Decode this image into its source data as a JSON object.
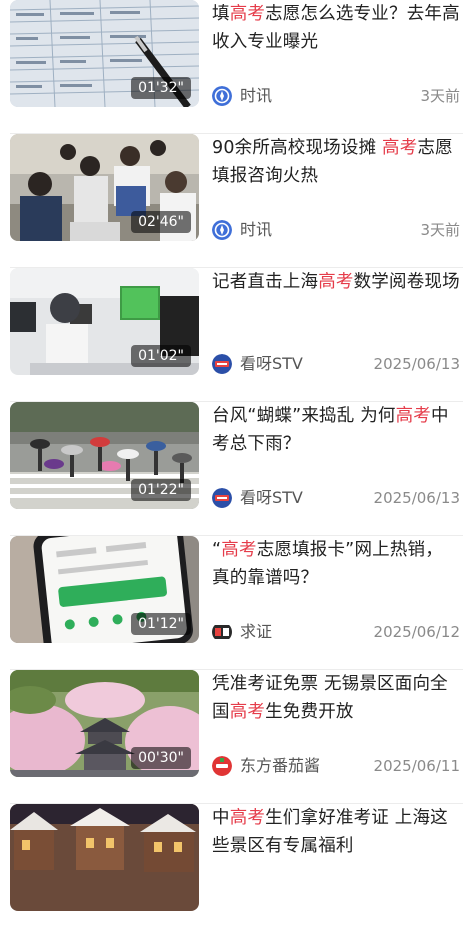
{
  "items": [
    {
      "title_parts": [
        "填",
        "高考",
        "志愿怎么选专业？去年高收入专业曝光"
      ],
      "duration": "01'32\"",
      "source": "时讯",
      "time": "3天前",
      "source_icon": "compass-icon",
      "thumb": "spreadsheet-pen-photo"
    },
    {
      "title_parts": [
        "90余所高校现场设摊 ",
        "高考",
        "志愿填报咨询火热"
      ],
      "duration": "02'46\"",
      "source": "时讯",
      "time": "3天前",
      "source_icon": "compass-icon",
      "thumb": "consultation-crowd-photo"
    },
    {
      "title_parts": [
        "记者直击上海",
        "高考",
        "数学阅卷现场"
      ],
      "duration": "01'02\"",
      "source": "看呀STV",
      "time": "2025/06/13",
      "source_icon": "stv-logo-icon",
      "thumb": "grading-room-photo"
    },
    {
      "title_parts": [
        "台风“蝴蝶”来捣乱 为何",
        "高考",
        "中考总下雨？"
      ],
      "duration": "01'22\"",
      "source": "看呀STV",
      "time": "2025/06/13",
      "source_icon": "stv-logo-icon",
      "thumb": "rain-umbrellas-photo"
    },
    {
      "title_parts": [
        "“",
        "高考",
        "志愿填报卡”网上热销，真的靠谱吗？"
      ],
      "duration": "01'12\"",
      "source": "求证",
      "time": "2025/06/12",
      "source_icon": "verify-logo-icon",
      "thumb": "phone-app-photo"
    },
    {
      "title_parts": [
        "凭准考证免票 无锡景区面向全国",
        "高考",
        "生免费开放"
      ],
      "duration": "00'30\"",
      "source": "东方番茄酱",
      "time": "2025/06/11",
      "source_icon": "tomato-logo-icon",
      "thumb": "cherry-blossom-photo"
    },
    {
      "title_parts": [
        "中",
        "高考",
        "生们拿好准考证 上海这些景区有专属福利"
      ],
      "duration": "",
      "source": "",
      "time": "",
      "source_icon": "",
      "thumb": "scenic-town-photo"
    }
  ],
  "colors": {
    "highlight": "#e53c4a",
    "text": "#222222",
    "meta": "#8a8a8a"
  }
}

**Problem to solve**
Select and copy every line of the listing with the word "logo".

**Answer to the problem**
      "source_icon": "stv-logo-icon",
      "source_icon": "stv-logo-icon",
      "source_icon": "verify-logo-icon",
      "source_icon": "tomato-logo-icon",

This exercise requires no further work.